I chose to be in a sexual relationship with this person, and if it weren't for my birth control pills, I might have gotten pregnant by him. There were a couple of times where I thought that I might have, and each time I knew immediately that I would have an abortion. I knew from a very early age that I never wanted children, and I also knew that having his child would tie me to him forever. Despite his attempts to control everything I thought, said, and did, being tied to him forever was not an option for me, and while his controlling, abusive behavior killed everything else in me, it thankfully did not kill my belief that I had the right to make a choice. This is one of the many reasons why I am pro-choice--because there are so many other women who are in similar (and worse) situations. For many women, the right to a safe, legal abortion is their only saving grace in an abusive relationship, whether the abuse is physical, emotional, verbal, sexual, etc. Leaving an abusive situation is difficult enough--add a child/children into the mix, and it becomes nearly impossible.

Somewhere along the line, the term "pro-choice" came to mean "pro-abortion," and apparently any person who is pro-choice wants all pregnant women to terminate their pregnancies regardless of whether or not they want to. These accusations come from the anti-choice crowd, which is comprised of the Republicans, the "Religious Right," etc., who want all pregnant women to continue their pregnancies regardless of whether or not they want to...sound familiar? Apparently, it's perfectly ok to control women's bodies as long as your agenda falls into the right category.
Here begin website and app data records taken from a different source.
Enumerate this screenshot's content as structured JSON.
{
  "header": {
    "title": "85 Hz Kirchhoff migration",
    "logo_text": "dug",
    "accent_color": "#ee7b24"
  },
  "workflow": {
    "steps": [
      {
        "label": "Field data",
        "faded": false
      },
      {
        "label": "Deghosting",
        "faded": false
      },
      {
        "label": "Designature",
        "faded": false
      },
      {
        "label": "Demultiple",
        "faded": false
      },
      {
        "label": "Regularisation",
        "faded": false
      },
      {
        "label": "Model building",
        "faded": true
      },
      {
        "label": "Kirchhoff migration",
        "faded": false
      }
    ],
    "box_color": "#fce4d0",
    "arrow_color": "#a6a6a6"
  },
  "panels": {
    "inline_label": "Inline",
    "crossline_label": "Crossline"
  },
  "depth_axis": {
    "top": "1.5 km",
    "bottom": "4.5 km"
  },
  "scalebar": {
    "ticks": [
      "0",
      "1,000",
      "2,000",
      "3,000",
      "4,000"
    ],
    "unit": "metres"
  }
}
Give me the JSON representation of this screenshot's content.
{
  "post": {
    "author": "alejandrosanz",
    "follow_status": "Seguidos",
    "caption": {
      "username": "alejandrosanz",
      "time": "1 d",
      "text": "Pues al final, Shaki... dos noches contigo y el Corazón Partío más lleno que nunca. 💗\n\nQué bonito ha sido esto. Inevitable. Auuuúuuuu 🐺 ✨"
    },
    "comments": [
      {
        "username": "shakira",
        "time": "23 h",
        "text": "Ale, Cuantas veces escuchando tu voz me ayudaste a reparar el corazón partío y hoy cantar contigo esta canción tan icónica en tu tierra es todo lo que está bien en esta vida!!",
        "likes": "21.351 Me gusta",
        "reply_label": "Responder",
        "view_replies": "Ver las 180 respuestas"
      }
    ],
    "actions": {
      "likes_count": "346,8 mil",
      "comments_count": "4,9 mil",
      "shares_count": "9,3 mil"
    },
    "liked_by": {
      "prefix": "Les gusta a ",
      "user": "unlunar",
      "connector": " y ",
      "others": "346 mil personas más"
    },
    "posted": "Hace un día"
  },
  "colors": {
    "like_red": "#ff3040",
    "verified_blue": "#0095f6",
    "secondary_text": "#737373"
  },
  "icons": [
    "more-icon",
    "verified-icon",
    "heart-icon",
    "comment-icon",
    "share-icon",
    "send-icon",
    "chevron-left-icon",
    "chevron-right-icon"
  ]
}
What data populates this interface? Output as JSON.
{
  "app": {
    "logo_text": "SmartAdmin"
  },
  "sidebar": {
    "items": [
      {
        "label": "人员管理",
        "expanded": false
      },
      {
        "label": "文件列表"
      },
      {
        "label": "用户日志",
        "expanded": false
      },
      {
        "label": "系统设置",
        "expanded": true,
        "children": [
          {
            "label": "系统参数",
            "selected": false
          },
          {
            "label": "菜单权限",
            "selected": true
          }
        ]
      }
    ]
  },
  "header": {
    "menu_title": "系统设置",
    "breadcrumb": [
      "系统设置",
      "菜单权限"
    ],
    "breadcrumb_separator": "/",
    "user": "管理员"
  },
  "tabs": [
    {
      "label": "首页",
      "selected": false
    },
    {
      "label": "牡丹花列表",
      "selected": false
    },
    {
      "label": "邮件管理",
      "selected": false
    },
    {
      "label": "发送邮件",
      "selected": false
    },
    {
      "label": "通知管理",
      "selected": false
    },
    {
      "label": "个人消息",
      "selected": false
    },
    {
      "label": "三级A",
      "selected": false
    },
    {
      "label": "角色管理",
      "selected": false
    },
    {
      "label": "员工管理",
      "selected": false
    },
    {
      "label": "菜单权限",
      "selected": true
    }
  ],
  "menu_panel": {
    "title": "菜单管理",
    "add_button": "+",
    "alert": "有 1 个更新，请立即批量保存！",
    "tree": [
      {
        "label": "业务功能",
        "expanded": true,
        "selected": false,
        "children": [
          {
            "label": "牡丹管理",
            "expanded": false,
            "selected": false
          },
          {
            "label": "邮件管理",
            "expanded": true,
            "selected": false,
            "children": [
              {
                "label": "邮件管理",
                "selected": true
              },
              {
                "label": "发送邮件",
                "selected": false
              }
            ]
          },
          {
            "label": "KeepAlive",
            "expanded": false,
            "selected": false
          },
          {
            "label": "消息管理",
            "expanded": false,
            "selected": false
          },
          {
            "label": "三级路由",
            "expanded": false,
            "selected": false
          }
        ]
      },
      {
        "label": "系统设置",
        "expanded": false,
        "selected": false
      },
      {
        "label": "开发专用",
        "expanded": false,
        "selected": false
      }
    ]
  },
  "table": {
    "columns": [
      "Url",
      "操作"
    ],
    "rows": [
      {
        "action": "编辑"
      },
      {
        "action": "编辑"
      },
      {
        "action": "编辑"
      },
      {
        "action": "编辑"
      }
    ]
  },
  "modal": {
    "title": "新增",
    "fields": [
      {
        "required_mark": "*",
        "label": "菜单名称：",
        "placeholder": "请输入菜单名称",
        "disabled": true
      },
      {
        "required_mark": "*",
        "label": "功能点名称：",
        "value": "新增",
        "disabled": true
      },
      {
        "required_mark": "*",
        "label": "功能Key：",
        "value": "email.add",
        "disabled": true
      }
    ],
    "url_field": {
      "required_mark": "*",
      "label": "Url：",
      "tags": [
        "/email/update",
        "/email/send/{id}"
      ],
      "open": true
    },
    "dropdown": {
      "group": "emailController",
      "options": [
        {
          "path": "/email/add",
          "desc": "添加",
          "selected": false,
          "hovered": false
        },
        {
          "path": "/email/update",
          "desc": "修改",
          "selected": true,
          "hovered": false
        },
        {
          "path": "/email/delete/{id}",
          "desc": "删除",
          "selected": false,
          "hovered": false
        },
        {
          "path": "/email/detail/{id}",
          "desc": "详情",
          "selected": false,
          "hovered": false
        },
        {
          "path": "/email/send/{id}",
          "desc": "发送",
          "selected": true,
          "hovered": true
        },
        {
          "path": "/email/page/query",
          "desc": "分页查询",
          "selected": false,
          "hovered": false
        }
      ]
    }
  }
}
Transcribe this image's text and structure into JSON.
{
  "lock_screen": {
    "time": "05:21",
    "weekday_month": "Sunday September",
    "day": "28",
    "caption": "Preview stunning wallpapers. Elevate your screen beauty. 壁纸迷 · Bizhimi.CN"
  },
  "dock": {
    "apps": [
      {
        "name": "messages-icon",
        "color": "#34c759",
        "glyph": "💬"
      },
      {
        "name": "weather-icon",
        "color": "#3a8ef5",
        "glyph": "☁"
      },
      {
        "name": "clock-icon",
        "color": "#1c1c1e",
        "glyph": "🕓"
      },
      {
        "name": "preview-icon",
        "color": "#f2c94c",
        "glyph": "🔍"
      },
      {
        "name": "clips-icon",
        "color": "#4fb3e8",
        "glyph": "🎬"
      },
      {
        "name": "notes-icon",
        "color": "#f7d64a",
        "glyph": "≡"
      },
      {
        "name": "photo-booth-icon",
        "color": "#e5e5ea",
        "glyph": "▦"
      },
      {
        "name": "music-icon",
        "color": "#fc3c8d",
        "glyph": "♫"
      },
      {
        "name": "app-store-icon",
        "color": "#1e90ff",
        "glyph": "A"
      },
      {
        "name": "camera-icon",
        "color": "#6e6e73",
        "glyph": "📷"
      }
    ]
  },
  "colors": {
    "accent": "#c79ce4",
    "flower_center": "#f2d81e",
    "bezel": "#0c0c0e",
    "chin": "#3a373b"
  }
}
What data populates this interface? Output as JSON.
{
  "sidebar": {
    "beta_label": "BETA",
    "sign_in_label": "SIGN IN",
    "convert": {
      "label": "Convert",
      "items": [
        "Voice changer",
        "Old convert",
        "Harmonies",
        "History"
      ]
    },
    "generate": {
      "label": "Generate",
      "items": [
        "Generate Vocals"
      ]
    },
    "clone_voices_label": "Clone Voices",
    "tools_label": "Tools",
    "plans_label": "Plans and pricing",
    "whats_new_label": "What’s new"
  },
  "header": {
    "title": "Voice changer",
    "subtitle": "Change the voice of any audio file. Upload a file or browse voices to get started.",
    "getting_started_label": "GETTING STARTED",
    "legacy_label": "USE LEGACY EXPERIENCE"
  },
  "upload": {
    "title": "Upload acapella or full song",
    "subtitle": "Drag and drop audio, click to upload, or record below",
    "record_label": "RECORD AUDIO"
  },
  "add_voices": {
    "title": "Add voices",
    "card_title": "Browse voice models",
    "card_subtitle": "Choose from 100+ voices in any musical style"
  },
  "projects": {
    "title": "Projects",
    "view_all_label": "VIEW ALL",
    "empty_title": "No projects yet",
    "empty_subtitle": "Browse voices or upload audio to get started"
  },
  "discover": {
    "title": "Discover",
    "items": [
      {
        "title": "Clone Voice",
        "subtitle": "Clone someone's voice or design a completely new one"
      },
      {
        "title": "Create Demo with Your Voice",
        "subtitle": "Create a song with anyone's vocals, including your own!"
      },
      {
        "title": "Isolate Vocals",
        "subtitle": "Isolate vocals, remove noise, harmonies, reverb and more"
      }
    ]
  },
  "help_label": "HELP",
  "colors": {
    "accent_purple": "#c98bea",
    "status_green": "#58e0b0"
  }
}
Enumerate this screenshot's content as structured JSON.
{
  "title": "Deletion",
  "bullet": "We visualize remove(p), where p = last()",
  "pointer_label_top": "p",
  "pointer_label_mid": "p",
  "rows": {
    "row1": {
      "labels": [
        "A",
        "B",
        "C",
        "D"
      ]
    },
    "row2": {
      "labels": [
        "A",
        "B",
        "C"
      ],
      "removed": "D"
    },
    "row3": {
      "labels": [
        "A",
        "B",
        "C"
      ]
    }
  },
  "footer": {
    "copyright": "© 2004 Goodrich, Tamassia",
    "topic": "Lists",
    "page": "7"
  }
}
Unfortunately for the anti-choice crowd, pro-choice does NOT mean we want all pregnant women to indiscriminately terminate their pregnancies--it means we want all pregnant women to have a choice in the matter, whether she chooses to have an abortion or continue the pregnancy and parent the child or put hir up for adoption. Whether a woman is in an abusive relationship, she was raped, she had a casual encounter, or she's in a relationship, whether a woman had a consensual encounter and used some form of contraception and had an "oops" or didn't use contraception at all, she has the right to say no or yes to a pregnancy. It is her choice, and nobody else's.

If a woman chooses not to continue the pregnancy, for whatever reason, she should have the right to access a safe, legal, affordable abortion. If a woman chooses to continue the pregnancy, she should have the right to a safe and healthy pregnancy and birthing experience, whether it's in a hospital or at home. If she chooses to place the child up for adoption, she should have the right to ensure that the child goes to a loving, healthy family, free from abuse and neglect. If she chooses to parent, she should have the right to financial assistance should she need it, as well as parenting classes, support groups, etc. The fact of the matter is that pregnant women, whether they choose to terminate a pregnancy or continue it, have very little agency when it comes to their reproductive health, and this has to change.